Alongside Deformers in Blue’s effects set are Image Processing Effects – standard filters to you and me – and effects taken from Boris FX’s Continnum Complete collection (above), which use OpenGL to create some artistic effects. Ten Continuum filters – from Glare and Glint to Damaged TV and Lightning – have been added in Boris Blue 2.0, along with seven Image Processing Effects including Film Process and Glow Light.
Again these help to flesh out Blue’s tools, which were rather empty before.
The only major change to Boris Blue’s interface is the addition of split views in the Composite Window – allowing you to see your scene from multiple angles in 3D space. There’s a four-up option (below) that’s similar to the standard view as used by 3D suites, as it makes positioning elements in 3D much easier. An on-screen ‘interactor’ has been added, allowing objects, lights and cameras to be moved within the Composite Window.
The camera controls have been enhanced by the addition of two Camera Orientation modes: Point To Target and Point To Object.
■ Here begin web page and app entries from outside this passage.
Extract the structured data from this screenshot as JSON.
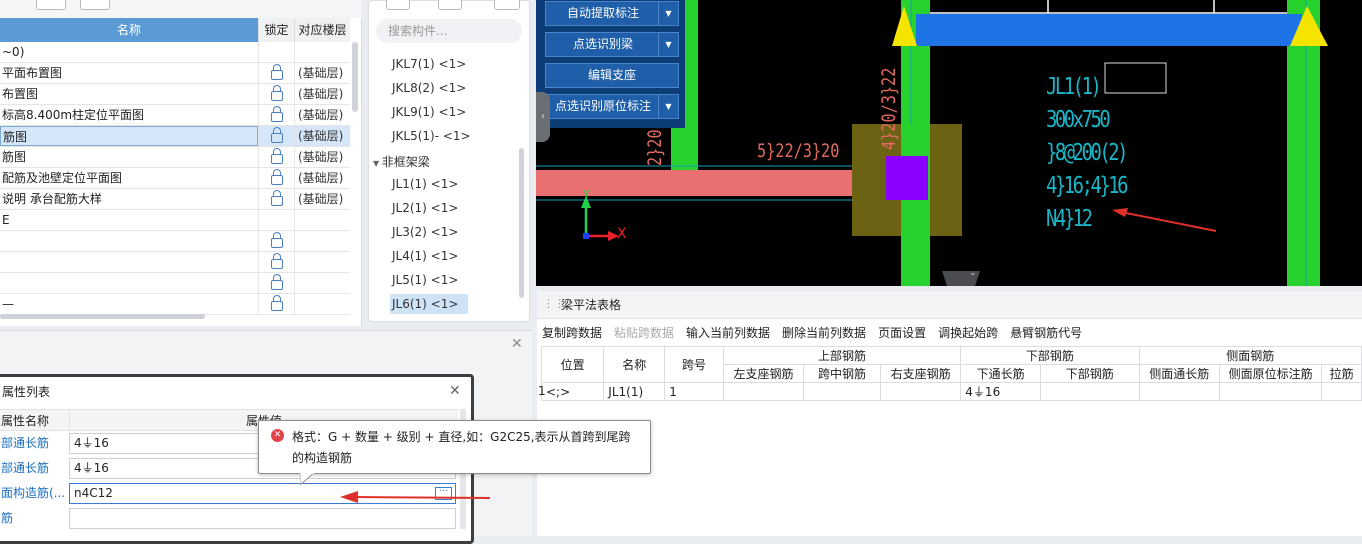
{
  "left_table": {
    "headers": {
      "name": "名称",
      "lock": "锁定",
      "floor": "对应楼层"
    },
    "rows": [
      {
        "name": "~0)",
        "lock": false,
        "floor": ""
      },
      {
        "name": "平面布置图",
        "lock": true,
        "floor": "(基础层)"
      },
      {
        "name": "布置图",
        "lock": true,
        "floor": "(基础层)"
      },
      {
        "name": "标高8.400m柱定位平面图",
        "lock": true,
        "floor": "(基础层)"
      },
      {
        "name": "筋图",
        "lock": true,
        "floor": "(基础层)"
      },
      {
        "name": "筋图",
        "lock": true,
        "floor": "(基础层)"
      },
      {
        "name": "配筋及池壁定位平面图",
        "lock": true,
        "floor": "(基础层)"
      },
      {
        "name": "说明 承台配筋大样",
        "lock": true,
        "floor": "(基础层)"
      },
      {
        "name": "E",
        "lock": false,
        "floor": ""
      },
      {
        "name": "",
        "lock": true,
        "floor": ""
      },
      {
        "name": "",
        "lock": true,
        "floor": ""
      },
      {
        "name": "",
        "lock": true,
        "floor": ""
      },
      {
        "name": "—",
        "lock": true,
        "floor": ""
      }
    ]
  },
  "component_panel": {
    "search_placeholder": "搜索构件...",
    "items_a": [
      "JKL7(1) <1>",
      "JKL8(2) <1>",
      "JKL9(1) <1>",
      "JKL5(1)- <1>"
    ],
    "group_label": "非框架梁",
    "items_b": [
      "JL1(1) <1>",
      "JL2(1) <1>",
      "JL3(2) <1>",
      "JL4(1) <1>",
      "JL5(1) <1>",
      "JL6(1) <1>"
    ]
  },
  "cad_buttons": [
    {
      "label": "自动提取标注",
      "dropdown": true
    },
    {
      "label": "点选识别梁",
      "dropdown": true
    },
    {
      "label": "编辑支座",
      "dropdown": false
    },
    {
      "label": "点选识别原位标注",
      "dropdown": true
    }
  ],
  "cad_text": {
    "beam_label": "JL1(1)",
    "section": "300x750",
    "stirrup": "}8@200(2)",
    "rebar": "4}16;4}16",
    "side": "N4}12",
    "left_note": "5}22/3}20",
    "vert_note": "4}20/3}22",
    "vert_note2": "2}20",
    "axis_x": "X",
    "axis_y": "Y"
  },
  "beam_table": {
    "title": "梁平法表格",
    "toolbar": [
      "复制跨数据",
      "粘贴跨数据",
      "输入当前列数据",
      "删除当前列数据",
      "页面设置",
      "调换起始跨",
      "悬臂钢筋代号"
    ],
    "toolbar_disabled": [
      false,
      true,
      false,
      false,
      false,
      false,
      false
    ],
    "col_position": "位置",
    "col_name": "名称",
    "col_span": "跨号",
    "grp_top": "上部钢筋",
    "grp_bottom": "下部钢筋",
    "grp_side": "侧面钢筋",
    "sub_left": "左支座钢筋",
    "sub_mid": "跨中钢筋",
    "sub_right": "右支座钢筋",
    "sub_bot_cont": "下通长筋",
    "sub_bot": "下部钢筋",
    "sub_side_cont": "侧面通长筋",
    "sub_side_orig": "侧面原位标注筋",
    "sub_tie": "拉筋",
    "row": {
      "num": "1",
      "position": "<;>",
      "name": "JL1(1)",
      "span": "1",
      "bot_cont": "4⏚16"
    }
  },
  "property_window": {
    "title": "属性列表",
    "col_name": "属性名称",
    "col_value": "属性值",
    "rows": [
      {
        "name": "部通长筋",
        "value": "4⏚16"
      },
      {
        "name": "部通长筋",
        "value": "4⏚16"
      },
      {
        "name": "面构造筋(...",
        "value": "n4C12"
      },
      {
        "name": "筋",
        "value": ""
      }
    ]
  },
  "tooltip": {
    "line1": "格式：G + 数量 + 级别 + 直径,如：G2C25,表示从首跨到尾跨",
    "line2": "的构造钢筋"
  },
  "colors": {
    "accent": "#5b9bd5",
    "cad_bg": "#000000",
    "beam_blue": "#1e73e6",
    "column_green": "#27d22e",
    "arrow_red": "#e0302a"
  }
}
The former keeps the camera focused on a point wherever the camera moves, which the latter keeps it locked onto an object wherever either the camera or the object moves. These are great timesavers for motion graphics work.
Blue 2.0 can also run as a plug-in for Avid systems including Xpress Pro and Media Composer – though currently not Nitris – which should speed up the workflow of using Blue for graphics in broadcast editorial departments. However, as there’s no Mac version, this option isn’t open to Final Cut Pro users. Windows Vista isn’t supported either.
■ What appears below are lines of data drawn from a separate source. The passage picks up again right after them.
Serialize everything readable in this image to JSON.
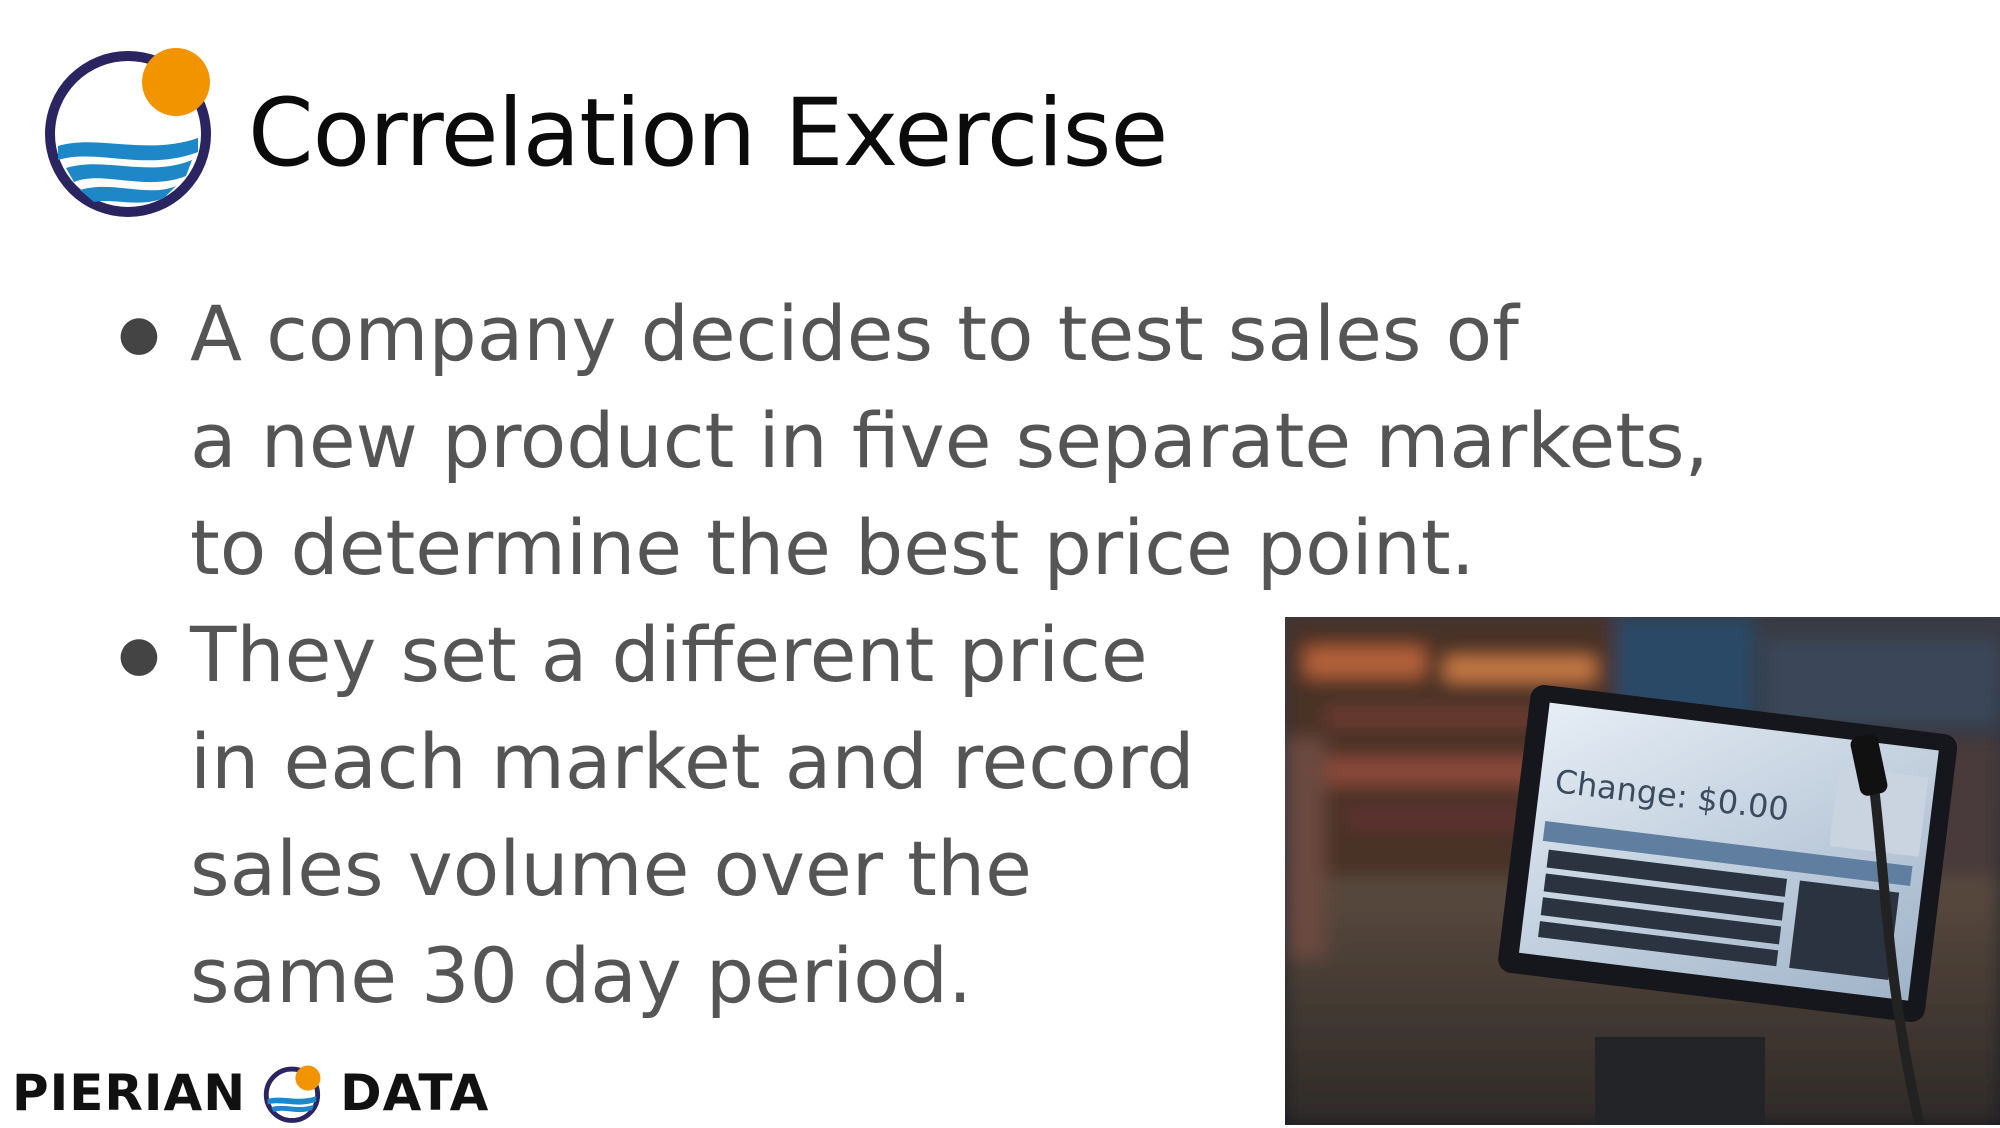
{
  "slide": {
    "title": "Correlation Exercise",
    "bullets": [
      {
        "lines": [
          "A company decides to test sales of",
          "a new product in five separate markets,",
          "to determine the best price point."
        ]
      },
      {
        "lines": [
          "They set a different price",
          "in each market and record",
          "sales volume over the",
          "same 30 day period."
        ]
      }
    ]
  },
  "footer": {
    "brand_left": "PIERIAN",
    "brand_right": "DATA"
  },
  "photo": {
    "screen_text": "Change: $0.00",
    "icon": "pos-terminal-photo"
  },
  "colors": {
    "title": "#0b0b0b",
    "body_text": "#555555",
    "logo_ring": "#2a2460",
    "logo_sun": "#f29400",
    "logo_water": "#1e87c8"
  }
}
There are a lot of constraints on what systems Blue 2.0 will run on. You must have an nVidia graphics card and it must be from that company’s previous generation of Quadro FX or GeForce line of cards. The latest models including the FX 1600, 1700, 4600 and 5500, or the GeForce 8xxx range aren’t supported – which is poor.
The reasons behind this is that Blue is apparently pulling some hardcore tricks in OpenGL, so each board needs to be tested and qualified. However, even on our standard test system with an FX 3500 board installed, we encountered a few stability issues.
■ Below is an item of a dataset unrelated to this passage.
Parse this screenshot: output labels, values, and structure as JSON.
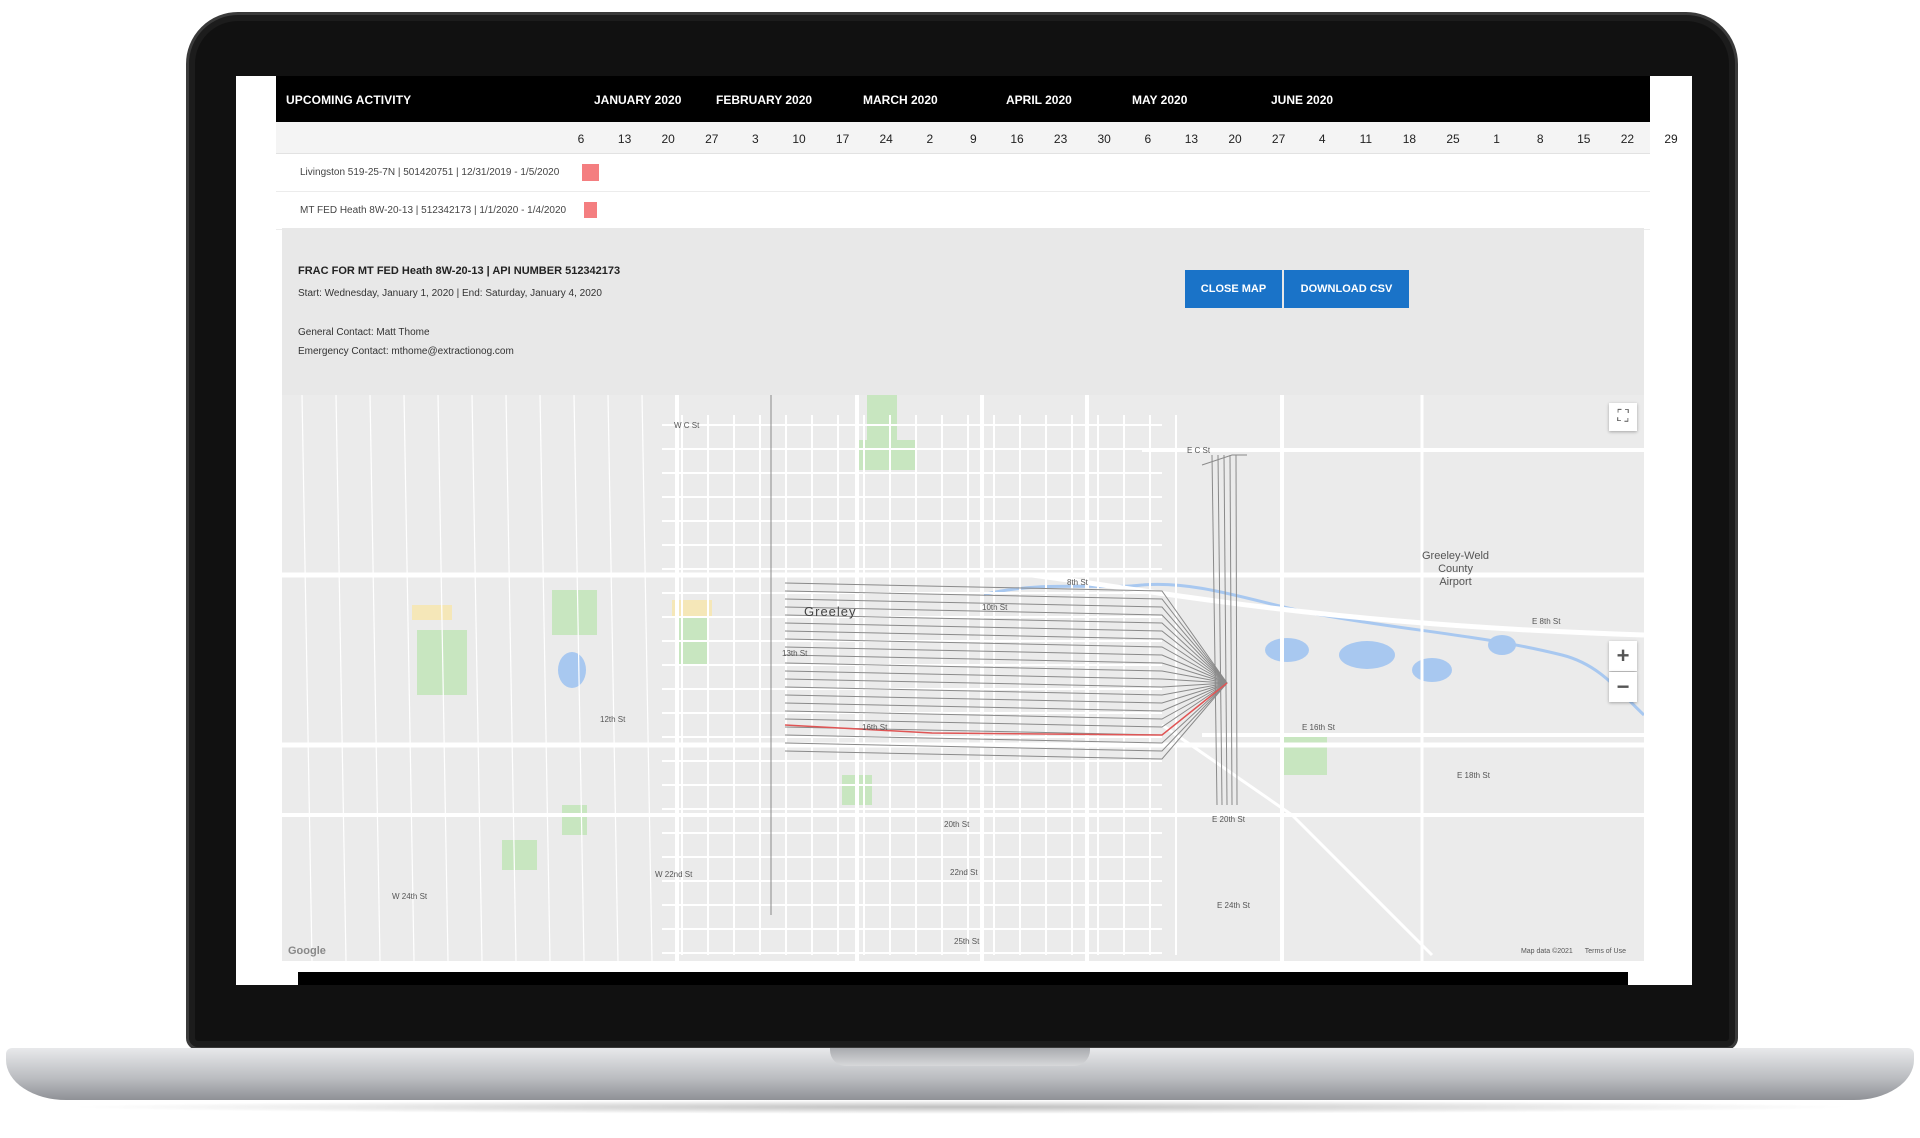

The windows that make up Boris Blue’s interface snap together if their edges are placed next to each other. However, we found that trying to pull windows apart lead to them being stretched into odd shapes, which prompted a crash. We also encountered many more random freezes and crashes than we expect from a pro-level creative application, mainly when manipulating objects in 3D space.
We were also less than impressed with Boris Blue’s documentation. It ships with the same PDF manuals as version 1.0, and a series of HTML documents detailing the new functions found in version 2.0. Between the two, all of Blue 2.0’s functions are covered in depth, but there’s no central reference guide to dip into when you need a question answered.
Despite these issues, there’s much to like about Boris Blue 2.0. It offers a 3D toolset that just isn’t available elsewhere. Current users of other motion graphics tools – especially After Effects – aren’t likely to ditch their tools for Blue. However, at its new, much-lower price, Blue is a great companion tool to AE for particular projects.